Task item =
Your task is to return the listing below word for word, without any of its images.
BEGIN Provided material
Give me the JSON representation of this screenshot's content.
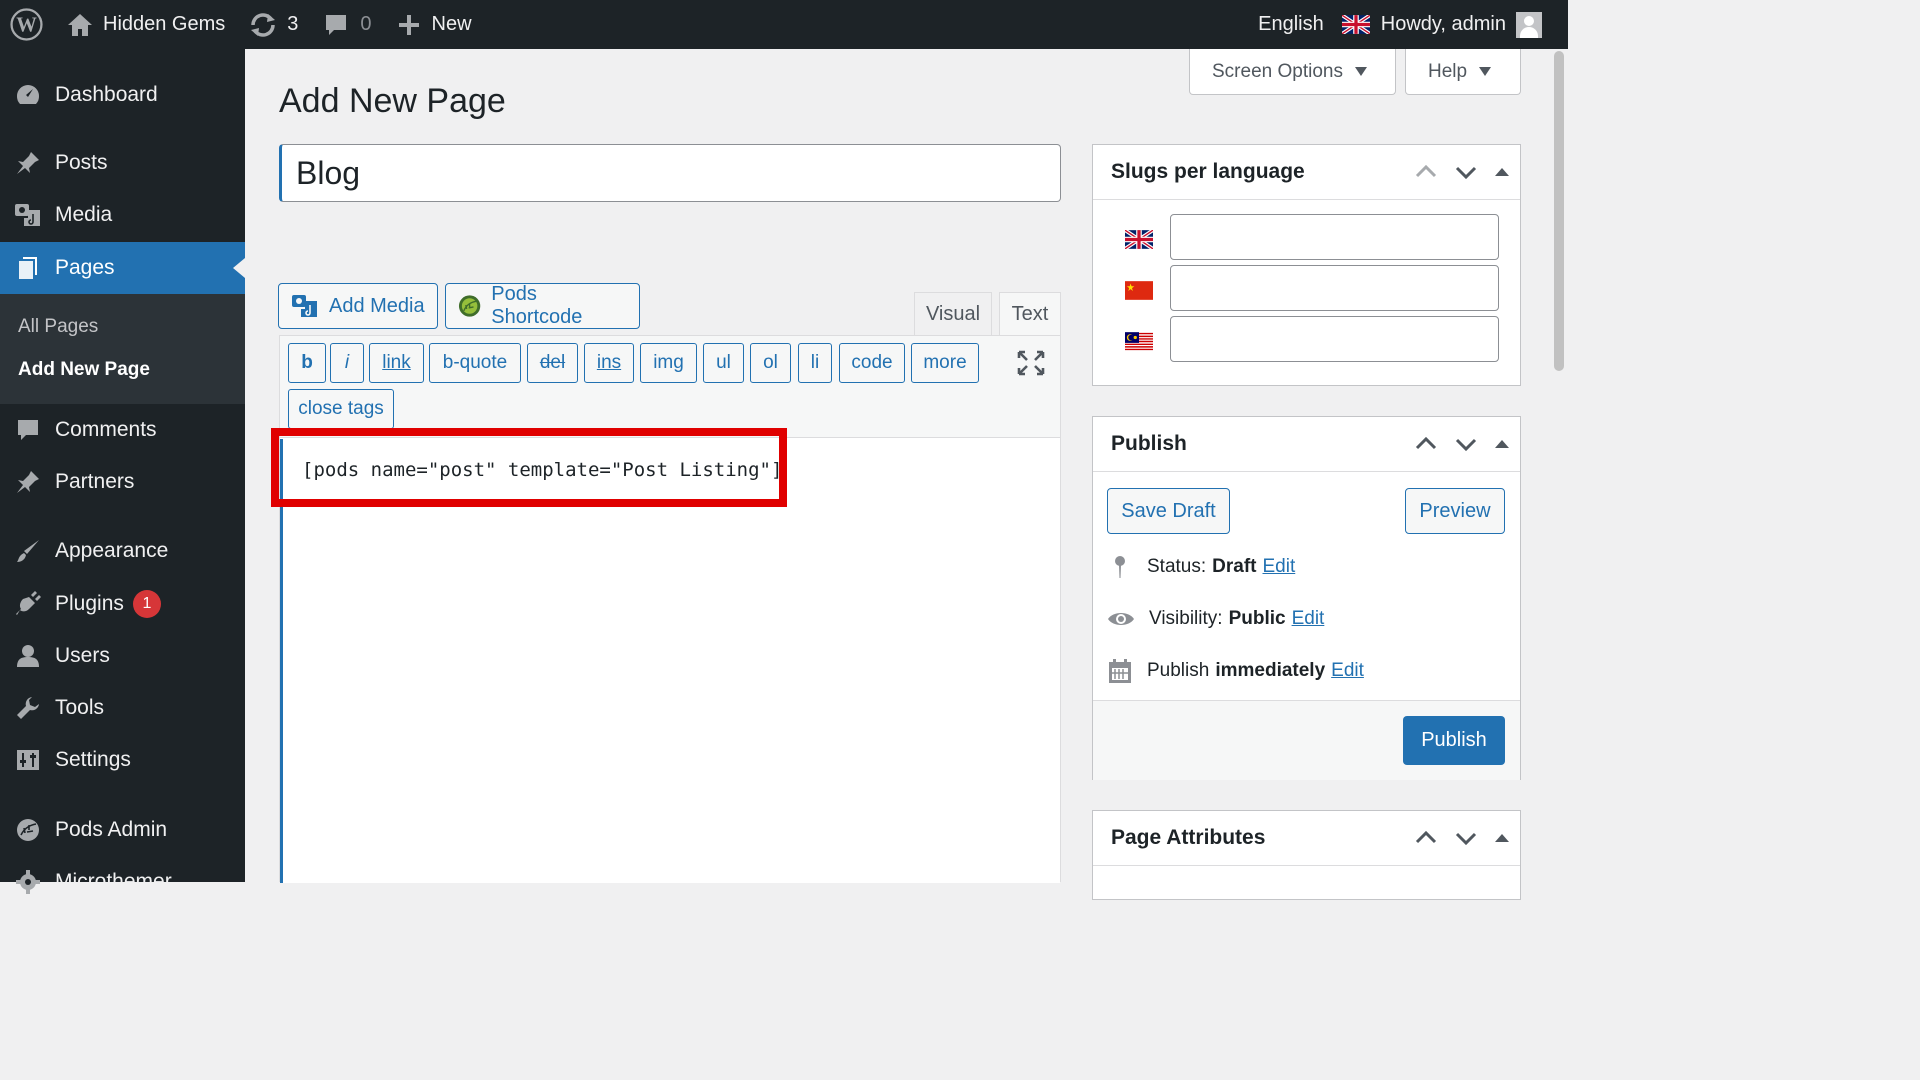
{
  "adminbar": {
    "site_name": "Hidden Gems",
    "updates_count": "3",
    "comments_count": "0",
    "new_label": "New",
    "language": "English",
    "howdy": "Howdy, admin"
  },
  "sidebar": {
    "items": [
      {
        "label": "Dashboard",
        "icon": "dashboard-icon"
      },
      {
        "label": "Posts",
        "icon": "pin-icon"
      },
      {
        "label": "Media",
        "icon": "media-icon"
      },
      {
        "label": "Pages",
        "icon": "pages-icon"
      },
      {
        "label": "Comments",
        "icon": "comment-icon"
      },
      {
        "label": "Partners",
        "icon": "pin-icon"
      },
      {
        "label": "Appearance",
        "icon": "brush-icon"
      },
      {
        "label": "Plugins",
        "icon": "plugin-icon"
      },
      {
        "label": "Users",
        "icon": "user-icon"
      },
      {
        "label": "Tools",
        "icon": "wrench-icon"
      },
      {
        "label": "Settings",
        "icon": "settings-icon"
      },
      {
        "label": "Pods Admin",
        "icon": "pods-icon"
      },
      {
        "label": "Microthemer",
        "icon": "gear-icon"
      }
    ],
    "submenu": [
      "All Pages",
      "Add New Page"
    ],
    "plugins_badge": "1"
  },
  "header": {
    "title": "Add New Page",
    "screen_options": "Screen Options",
    "help": "Help"
  },
  "editor": {
    "post_title": "Blog",
    "add_media": "Add Media",
    "pods_shortcode": "Pods Shortcode",
    "tab_visual": "Visual",
    "tab_text": "Text",
    "quicktags": [
      "b",
      "i",
      "link",
      "b-quote",
      "del",
      "ins",
      "img",
      "ul",
      "ol",
      "li",
      "code",
      "more",
      "close tags"
    ],
    "content": "[pods name=\"post\" template=\"Post Listing\"]"
  },
  "slugs_panel": {
    "title": "Slugs per language",
    "languages": [
      "English (UK flag)",
      "Chinese (China flag)",
      "Malay (Malaysia flag)"
    ]
  },
  "publish_panel": {
    "title": "Publish",
    "save_draft": "Save Draft",
    "preview": "Preview",
    "status_label": "Status:",
    "status_value": "Draft",
    "visibility_label": "Visibility:",
    "visibility_value": "Public",
    "publish_label": "Publish",
    "publish_value": "immediately",
    "edit_link": "Edit",
    "publish_button": "Publish"
  },
  "attributes_panel": {
    "title": "Page Attributes"
  },
  "colors": {
    "accent": "#2271b1",
    "adminbar_bg": "#1d2327",
    "highlight": "#e00000",
    "badge": "#d63638"
  }
}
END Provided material
Completed task =
Give me the JSON representation of this screenshot's content.
{
  "adminbar": {
    "site_name": "Hidden Gems",
    "updates_count": "3",
    "comments_count": "0",
    "new_label": "New",
    "language": "English",
    "howdy": "Howdy, admin"
  },
  "sidebar": {
    "items": [
      {
        "label": "Dashboard",
        "icon": "dashboard-icon"
      },
      {
        "label": "Posts",
        "icon": "pin-icon"
      },
      {
        "label": "Media",
        "icon": "media-icon"
      },
      {
        "label": "Pages",
        "icon": "pages-icon"
      },
      {
        "label": "Comments",
        "icon": "comment-icon"
      },
      {
        "label": "Partners",
        "icon": "pin-icon"
      },
      {
        "label": "Appearance",
        "icon": "brush-icon"
      },
      {
        "label": "Plugins",
        "icon": "plugin-icon"
      },
      {
        "label": "Users",
        "icon": "user-icon"
      },
      {
        "label": "Tools",
        "icon": "wrench-icon"
      },
      {
        "label": "Settings",
        "icon": "settings-icon"
      },
      {
        "label": "Pods Admin",
        "icon": "pods-icon"
      },
      {
        "label": "Microthemer",
        "icon": "gear-icon"
      }
    ],
    "submenu": [
      "All Pages",
      "Add New Page"
    ],
    "plugins_badge": "1"
  },
  "header": {
    "title": "Add New Page",
    "screen_options": "Screen Options",
    "help": "Help"
  },
  "editor": {
    "post_title": "Blog",
    "add_media": "Add Media",
    "pods_shortcode": "Pods Shortcode",
    "tab_visual": "Visual",
    "tab_text": "Text",
    "quicktags": [
      "b",
      "i",
      "link",
      "b-quote",
      "del",
      "ins",
      "img",
      "ul",
      "ol",
      "li",
      "code",
      "more",
      "close tags"
    ],
    "content": "[pods name=\"post\" template=\"Post Listing\"]"
  },
  "slugs_panel": {
    "title": "Slugs per language",
    "languages": [
      "English (UK flag)",
      "Chinese (China flag)",
      "Malay (Malaysia flag)"
    ]
  },
  "publish_panel": {
    "title": "Publish",
    "save_draft": "Save Draft",
    "preview": "Preview",
    "status_label": "Status:",
    "status_value": "Draft",
    "visibility_label": "Visibility:",
    "visibility_value": "Public",
    "publish_label": "Publish",
    "publish_value": "immediately",
    "edit_link": "Edit",
    "publish_button": "Publish"
  },
  "attributes_panel": {
    "title": "Page Attributes"
  },
  "colors": {
    "accent": "#2271b1",
    "adminbar_bg": "#1d2327",
    "highlight": "#e00000",
    "badge": "#d63638"
  }
}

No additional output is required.